EMBATTLED power utility, Zimbabwe Electricity Supply Authority’s (ZESA) workers are set to embark on a crippling strike over wage related issues.

The latest development is a hard blow for citizens and companies already experiencing excruciating electricity outages, sometimes running for periods in excess of 20 hours a day, in the process reversing economic gains made so far due to depressed industrial productivity.

Despite government making one promise after the other to the effect that the power situation will soon improve, nothing much has transpired on the ground.

Letters sent to the power utility’s workforce countrywide by the sector’s unions revealed details on the impending industrial action which, if not urgently solved, is likely to worsen the already terrible power situation.

“We refer to the above matter and advise that the National Energy Workers |Union of Zimbabwe (NEWUZ), Energy Sector Workers Union of Zimbabwe (ESWUZ) and the Zimbabwe Energy Workers Union (ZEWU) have jointly given notice to ZESA of our intent to resort to collective job action .

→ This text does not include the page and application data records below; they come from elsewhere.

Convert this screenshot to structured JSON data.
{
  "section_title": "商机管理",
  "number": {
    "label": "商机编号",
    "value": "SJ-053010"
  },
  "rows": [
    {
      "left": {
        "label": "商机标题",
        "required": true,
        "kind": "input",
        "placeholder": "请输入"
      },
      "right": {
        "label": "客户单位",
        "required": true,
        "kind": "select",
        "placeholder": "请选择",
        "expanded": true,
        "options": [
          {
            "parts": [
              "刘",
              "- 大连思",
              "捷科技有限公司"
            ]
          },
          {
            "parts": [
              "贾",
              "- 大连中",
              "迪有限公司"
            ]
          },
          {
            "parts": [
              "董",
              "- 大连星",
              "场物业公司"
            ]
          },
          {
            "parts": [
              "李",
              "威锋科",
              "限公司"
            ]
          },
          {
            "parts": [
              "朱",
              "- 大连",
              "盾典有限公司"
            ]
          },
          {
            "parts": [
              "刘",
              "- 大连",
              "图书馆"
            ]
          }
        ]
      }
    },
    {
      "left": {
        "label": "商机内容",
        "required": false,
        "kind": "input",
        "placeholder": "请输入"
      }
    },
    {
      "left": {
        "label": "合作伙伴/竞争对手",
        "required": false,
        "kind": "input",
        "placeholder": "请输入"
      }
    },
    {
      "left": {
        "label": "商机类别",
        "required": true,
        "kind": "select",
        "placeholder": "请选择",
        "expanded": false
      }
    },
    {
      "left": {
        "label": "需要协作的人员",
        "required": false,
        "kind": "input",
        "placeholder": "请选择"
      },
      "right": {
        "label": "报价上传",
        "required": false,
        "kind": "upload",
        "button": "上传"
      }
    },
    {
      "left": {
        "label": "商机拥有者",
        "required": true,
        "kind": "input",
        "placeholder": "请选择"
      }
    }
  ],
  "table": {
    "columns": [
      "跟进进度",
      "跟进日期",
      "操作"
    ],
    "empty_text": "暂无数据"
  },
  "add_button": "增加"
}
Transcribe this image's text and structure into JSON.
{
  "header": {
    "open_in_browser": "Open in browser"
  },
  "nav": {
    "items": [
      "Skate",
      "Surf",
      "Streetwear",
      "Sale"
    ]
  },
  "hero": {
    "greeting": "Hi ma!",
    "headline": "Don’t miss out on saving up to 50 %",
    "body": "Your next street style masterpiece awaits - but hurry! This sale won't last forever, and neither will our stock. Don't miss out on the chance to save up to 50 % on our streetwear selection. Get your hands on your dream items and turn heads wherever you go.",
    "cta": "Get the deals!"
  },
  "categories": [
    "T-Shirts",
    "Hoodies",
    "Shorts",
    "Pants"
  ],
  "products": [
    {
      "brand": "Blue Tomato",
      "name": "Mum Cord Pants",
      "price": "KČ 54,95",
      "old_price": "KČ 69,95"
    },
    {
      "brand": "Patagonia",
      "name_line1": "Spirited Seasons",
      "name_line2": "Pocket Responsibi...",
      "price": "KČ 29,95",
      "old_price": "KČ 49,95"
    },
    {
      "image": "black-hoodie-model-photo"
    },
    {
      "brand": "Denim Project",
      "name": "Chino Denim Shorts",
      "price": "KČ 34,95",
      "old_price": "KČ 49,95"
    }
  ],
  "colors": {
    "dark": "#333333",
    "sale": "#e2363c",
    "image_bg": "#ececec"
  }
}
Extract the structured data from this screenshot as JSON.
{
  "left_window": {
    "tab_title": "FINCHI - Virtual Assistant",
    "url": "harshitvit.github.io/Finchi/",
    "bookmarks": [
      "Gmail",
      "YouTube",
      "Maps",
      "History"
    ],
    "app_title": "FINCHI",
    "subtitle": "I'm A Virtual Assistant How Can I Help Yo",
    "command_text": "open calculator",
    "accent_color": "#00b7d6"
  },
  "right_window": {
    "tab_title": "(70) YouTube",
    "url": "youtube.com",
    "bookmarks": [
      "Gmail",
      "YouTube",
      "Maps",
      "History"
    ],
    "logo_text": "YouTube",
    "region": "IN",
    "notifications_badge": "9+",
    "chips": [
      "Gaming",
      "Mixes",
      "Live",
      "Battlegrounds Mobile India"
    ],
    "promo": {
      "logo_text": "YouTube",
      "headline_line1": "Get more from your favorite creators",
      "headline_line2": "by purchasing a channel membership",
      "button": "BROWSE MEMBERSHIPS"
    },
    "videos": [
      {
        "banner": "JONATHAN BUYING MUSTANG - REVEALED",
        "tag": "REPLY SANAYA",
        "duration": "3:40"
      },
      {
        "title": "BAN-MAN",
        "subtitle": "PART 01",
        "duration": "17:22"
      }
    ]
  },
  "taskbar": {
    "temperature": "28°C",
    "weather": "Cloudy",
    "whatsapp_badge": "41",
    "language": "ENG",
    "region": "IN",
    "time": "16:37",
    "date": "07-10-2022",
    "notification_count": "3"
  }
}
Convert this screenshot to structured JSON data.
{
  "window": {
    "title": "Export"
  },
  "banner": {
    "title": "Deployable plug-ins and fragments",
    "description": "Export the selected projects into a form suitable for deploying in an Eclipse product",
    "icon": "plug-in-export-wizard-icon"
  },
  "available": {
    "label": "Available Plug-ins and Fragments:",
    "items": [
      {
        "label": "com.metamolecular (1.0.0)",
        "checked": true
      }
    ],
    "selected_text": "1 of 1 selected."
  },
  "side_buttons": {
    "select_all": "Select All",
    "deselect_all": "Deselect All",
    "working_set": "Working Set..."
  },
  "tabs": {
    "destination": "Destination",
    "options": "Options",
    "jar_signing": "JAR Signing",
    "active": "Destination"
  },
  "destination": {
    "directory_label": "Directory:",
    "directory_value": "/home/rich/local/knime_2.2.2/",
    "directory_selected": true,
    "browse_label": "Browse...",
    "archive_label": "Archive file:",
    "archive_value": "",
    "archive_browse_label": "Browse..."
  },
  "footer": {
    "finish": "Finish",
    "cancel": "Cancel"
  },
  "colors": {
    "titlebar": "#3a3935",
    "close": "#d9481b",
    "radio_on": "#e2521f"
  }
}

“It is clear that ZESA selects to destroy the unions by various actions. We therefore call upon you to rise in defence of the unions. Consequently members are enjoined to await signals from the unions,” the workers representatives said.

The workers groups have since notified ZESA of their intention to embark on crippling industrial action in terms of Section 104 (4) (b) of the Labour Act

“The grounds for the intended action are that ZESA refuses to implement the 2022 arbitral award. It refuses to engage the unions for 2023 Collective Bargaining Negotiations. It is unlawfully withholding union dues.

“ZESA’s actions are calculated to cripple the unions’ operations, render them useless and destroy them,” the notice to the employer reads in part.

The unions also accuse the employer of shooting down any request for dialogue in order to secure a lasting solution to the issues.

“In the premise, claimants are left with no other way to effectively defend their existence but to resort to collective job action,” the unions added.

Speaking to, NEWUZ secretary general, Thomas Masvingwe said the obtaining situation is now unbearable.

“We had a deadlock at collective bargaining for 2022. The dispute was referred to arbitration which ruled that the minimum wage at A1 be US$215 payable at prevailing interbank rate but the employer continues to ignore the award despite other companies in the industry having implemented the directive.

“ZESA also continues to hold on to three months long union dues despite having deducted the monies from our members,” he said.